However, the research found that despite the potential digital technology may have to transform classroom activities, music education, in most cases, remains fundamentally conservative and heavily informed by traditional Western art music practices.
Stuart Wise, University of Canterbury College of Education lecturer, says during research for his thesis he found there is evidence of considerable use of digital technology in schools.
"Although teachers participating in study had a range of digital technology available to them and they made use of it on a regular basis, a range of factors influenced the choices they made when using it in their classrooms."
In particular it was the requirements of an external examination system that remains informed by Western art music and in particular harmony, music history, traditional aural skills and an understanding of music notation and theory that influenced whether teachers used the technology in their classrooms.
"Students participating in the study appeared to have a high level of digital literacy and were able to use digital technology in both formal and informal learning situations,” he says.
"A number of the students also discussed and demonstrated their informal music learning skills in performance and composition activities.
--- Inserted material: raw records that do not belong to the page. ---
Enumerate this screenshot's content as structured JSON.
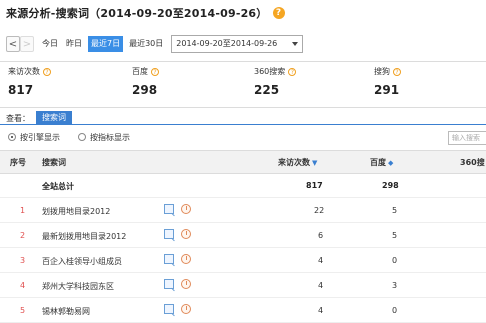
{
  "header": {
    "title": "来源分析-搜索词（2014-09-20至2014-09-26）",
    "help": "?"
  },
  "toolbar": {
    "prev": "<",
    "next": ">",
    "ranges": [
      "今日",
      "昨日",
      "最近7日",
      "最近30日"
    ],
    "active_range": "最近7日",
    "date_value": "2014-09-20至2014-09-26"
  },
  "metrics": [
    {
      "label": "来访次数",
      "value": "817"
    },
    {
      "label": "百度",
      "value": "298"
    },
    {
      "label": "360搜索",
      "value": "225"
    },
    {
      "label": "搜狗",
      "value": "291"
    }
  ],
  "view": {
    "label": "查看：",
    "tab": "搜索词"
  },
  "radios": [
    {
      "label": "按引擎显示",
      "checked": true
    },
    {
      "label": "按指标显示",
      "checked": false
    }
  ],
  "search": {
    "placeholder": "输入搜索"
  },
  "table": {
    "headers": {
      "idx": "序号",
      "keyword": "搜索词",
      "visits": "来访次数",
      "baidu": "百度",
      "s360": "360搜"
    },
    "total": {
      "label": "全站总计",
      "visits": "817",
      "baidu": "298"
    },
    "rows": [
      {
        "idx": "1",
        "keyword": "划拨用地目录2012",
        "visits": "22",
        "baidu": "5"
      },
      {
        "idx": "2",
        "keyword": "最新划拨用地目录2012",
        "visits": "6",
        "baidu": "5"
      },
      {
        "idx": "3",
        "keyword": "百企入桂领导小组成员",
        "visits": "4",
        "baidu": "0"
      },
      {
        "idx": "4",
        "keyword": "郑州大学科技园东区",
        "visits": "4",
        "baidu": "3"
      },
      {
        "idx": "5",
        "keyword": "锡林郭勒易网",
        "visits": "4",
        "baidu": "0"
      }
    ]
  }
}
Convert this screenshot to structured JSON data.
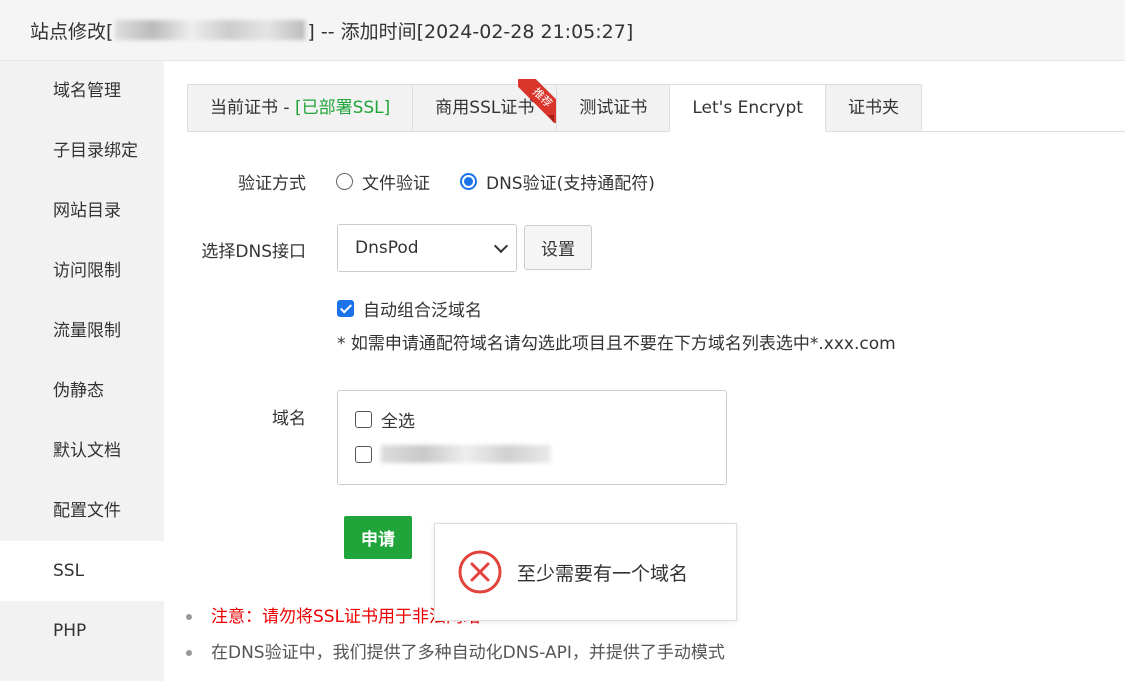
{
  "header": {
    "title_prefix": "站点修改[",
    "title_suffix": "] -- 添加时间[2024-02-28 21:05:27]"
  },
  "sidebar": {
    "items": [
      {
        "label": "域名管理"
      },
      {
        "label": "子目录绑定"
      },
      {
        "label": "网站目录"
      },
      {
        "label": "访问限制"
      },
      {
        "label": "流量限制"
      },
      {
        "label": "伪静态"
      },
      {
        "label": "默认文档"
      },
      {
        "label": "配置文件"
      },
      {
        "label": "SSL"
      },
      {
        "label": "PHP"
      }
    ],
    "active": "SSL"
  },
  "tabs": {
    "current_cert": "当前证书 - ",
    "current_cert_status": "[已部署SSL]",
    "commercial": "商用SSL证书",
    "ribbon": "推荐",
    "test_cert": "测试证书",
    "letsencrypt": "Let's Encrypt",
    "cert_folder": "证书夹",
    "active": "Let's Encrypt"
  },
  "form": {
    "verify_label": "验证方式",
    "verify_file": "文件验证",
    "verify_dns": "DNS验证(支持通配符)",
    "verify_selected": "DNS验证(支持通配符)",
    "dns_label": "选择DNS接口",
    "dns_value": "DnsPod",
    "settings_button": "设置",
    "auto_combine": "自动组合泛域名",
    "auto_combine_checked": true,
    "hint": "* 如需申请通配符域名请勾选此项目且不要在下方域名列表选中*.xxx.com",
    "domain_label": "域名",
    "select_all": "全选",
    "domain_item_suffix": "...",
    "apply_button": "申请"
  },
  "toast": {
    "message": "至少需要有一个域名"
  },
  "notes": [
    "注意：请勿将SSL证书用于非法网站",
    "在DNS验证中，我们提供了多种自动化DNS-API，并提供了手动模式"
  ],
  "colors": {
    "green": "#20a53a",
    "blue": "#1a73e8",
    "red": "#e00000",
    "toast_icon": "#e0443a"
  }
}
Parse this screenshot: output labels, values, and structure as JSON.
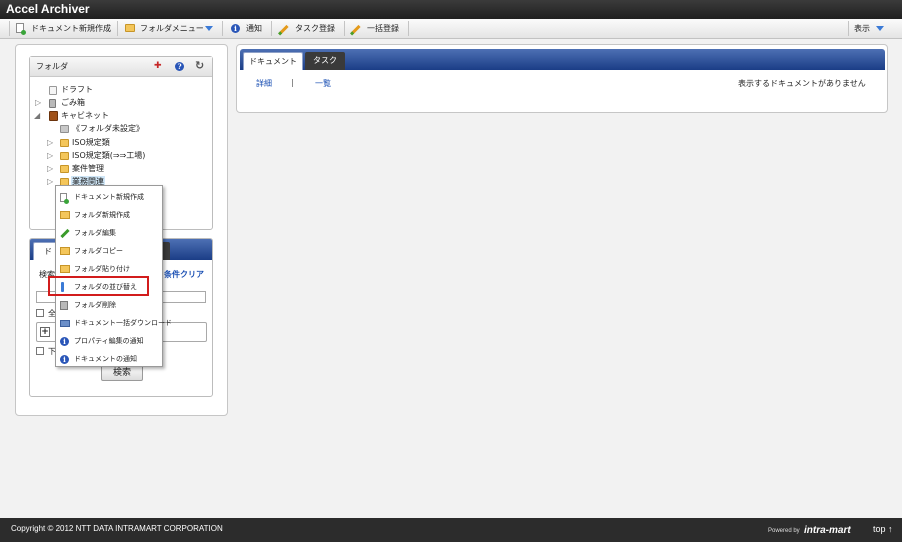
{
  "app": {
    "title": "Accel Archiver"
  },
  "toolbar": {
    "new_document": "ドキュメント新規作成",
    "folder_menu": "フォルダメニュー",
    "notify": "通知",
    "task_register": "タスク登録",
    "bulk_register": "一括登録",
    "view": "表示"
  },
  "folder_panel": {
    "title": "フォルダ",
    "tree": [
      {
        "label": "ドラフト",
        "icon": "draft-icon"
      },
      {
        "label": "ごみ箱",
        "icon": "trash-icon"
      },
      {
        "label": "キャビネット",
        "icon": "cabinet-icon"
      },
      {
        "label": "《フォルダ未設定》",
        "icon": "folder-unset-icon"
      },
      {
        "label": "ISO規定類",
        "icon": "folder-icon"
      },
      {
        "label": "ISO規定類(⇒⇒工場)",
        "icon": "folder-icon"
      },
      {
        "label": "案件管理",
        "icon": "folder-icon"
      },
      {
        "label": "業務関連",
        "icon": "folder-icon"
      }
    ]
  },
  "search_panel": {
    "tab_label": "ド",
    "search_label": "検索",
    "clear_label": "条件クリア",
    "check_all_label": "全",
    "add_label": "",
    "check_sub_label": "下",
    "search_button": "検索"
  },
  "context_menu": {
    "items": [
      {
        "label": "ドキュメント新規作成",
        "icon": "new-document-icon"
      },
      {
        "label": "フォルダ新規作成",
        "icon": "new-folder-icon"
      },
      {
        "label": "フォルダ編集",
        "icon": "edit-pencil-icon"
      },
      {
        "label": "フォルダコピー",
        "icon": "copy-folder-icon"
      },
      {
        "label": "フォルダ貼り付け",
        "icon": "paste-folder-icon"
      },
      {
        "label": "フォルダの並び替え",
        "icon": "sort-icon"
      },
      {
        "label": "フォルダ削除",
        "icon": "delete-icon"
      },
      {
        "label": "ドキュメント一括ダウンロード",
        "icon": "download-icon"
      },
      {
        "label": "プロパティ編集の通知",
        "icon": "info-icon"
      },
      {
        "label": "ドキュメントの通知",
        "icon": "info-icon"
      }
    ],
    "highlighted_index": 5
  },
  "right_panel": {
    "tabs": [
      "ドキュメント",
      "タスク"
    ],
    "active_tab": 0,
    "links": [
      "詳細",
      "一覧"
    ],
    "separator": "|",
    "empty_message": "表示するドキュメントがありません"
  },
  "footer": {
    "copyright": "Copyright © 2012 NTT DATA INTRAMART CORPORATION",
    "powered_by": "Powered by",
    "brand": "intra-mart",
    "top_link": "top ↑"
  },
  "colors": {
    "accent": "#1f4a9c",
    "highlight_border": "#d21c1c",
    "link": "#1a4fb3"
  }
}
For these students, contemporary music practices are very important to them and if they do not receive the information they need at school they know how to access it using a range of digital devices in an informal learning environment.
"My research found that to be a successful music educator in the 21st century, the ability to work with Western art music practices and contemporary music practices is becoming an increasingly important skill,’’ says Wise.